Birds use the ability to fly for finding food, escaping from predators and even migrating to areas that can better support them when there are fewer resources available. Obviously their feathers are not permanent to their body and they need to replace their older (worn) feathers with new (sturdy) feathers. The molting (loosing and growing new feathers) patterns on the wing of the bird can help us banders understand the age of the bird (well sometimes).
The biggest problem with looking at the wing to identify their age is that most species have a different wing molt pattern! Majority of the passerines will replace some but not all of their juvenal wing feathers when going into their 1st prebasic molt (molting into their adult plumage their first summer before migration). The following summer the passerine will then do a complete molt replacing all of their wing feathers and then officially becoming an adult. Some species like the blackbirds and Cardinals will go thorough a complete molt when coming out of their juvenal plumage and then unable to age them (well, unless they accidentally retain one juv feather by mistake). Confused?? Bird banders can also be confused with the molt limit location! That’s why we use the Identification Guide to North American Birds Part 1 that tell us about where to look for the molt limit in each of the birds. There is a new molt photographic guide that should be coming out soon and will be even more helpful with aging birds for us that need an arrow pointing to the exact location of the molt limit in each hatch year birds.
“Many” non-passerines or “near-passerines” will regularly retain their flight feathers when going through their molt. If the bird looses too many flight feathers (like the Canada Goose) they will not be able to fly and then unable to find food! Lucky most ducks/geese are in the water with their goslings and don’t need to fly at that point (finds food on the ground/water) so molting all their feathers isn’t a problem. There are many other reasons for some species not to be going through a complete molt and has to do with amount of energy required to molt new feathers! Of course the energy problem is truer with our larger birds (who have larger feathers) than with smaller birds like hummingbirds.

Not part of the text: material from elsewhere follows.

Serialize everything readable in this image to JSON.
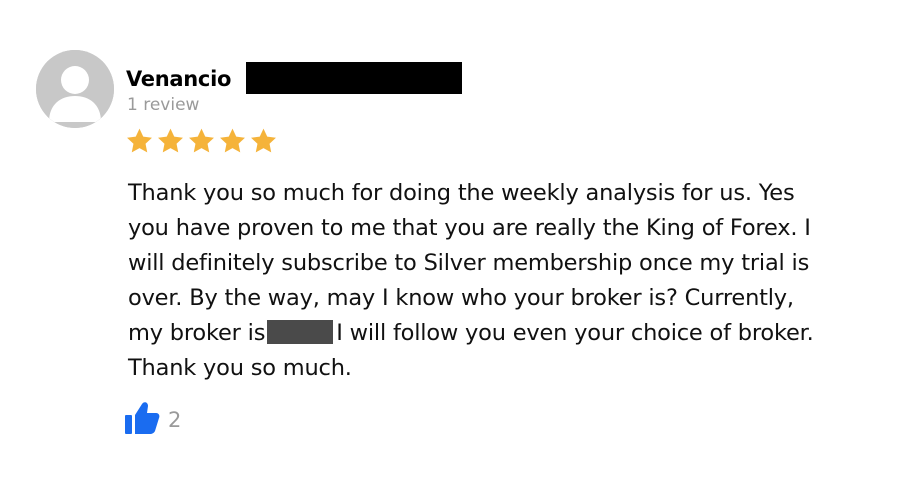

Currently many of the wings that I have been looking at the past few months are the Northern Saw-whet Owls wing. Lucky some fellow banders have discovered that by using a black-light on the Saw-whet’s wing (currently the only species I know that this method works with) will result in showing newly grown feathers glow pink in color. Looking at the below picture . . . . you will notice that the whole wing is pink making this fluff ball a hatch year bird. If it had been an adult owl . . . . the wing pattern would show the older feathers whiteish in color. Even with the numerous recaptured Saw-whet that us banders have recaptured, we are still struggling with understanding the age of birds older than third years of age.
Hope I didn’t confuse everyone but I am off from work this week and stuck with snowy weather (unable to band owls). I am just in the blog babbling mood (well in-between watching The Price-is-Right, etc..) !
|Subscribe to Mon@rch||All Rights Reserved ©2006-2007|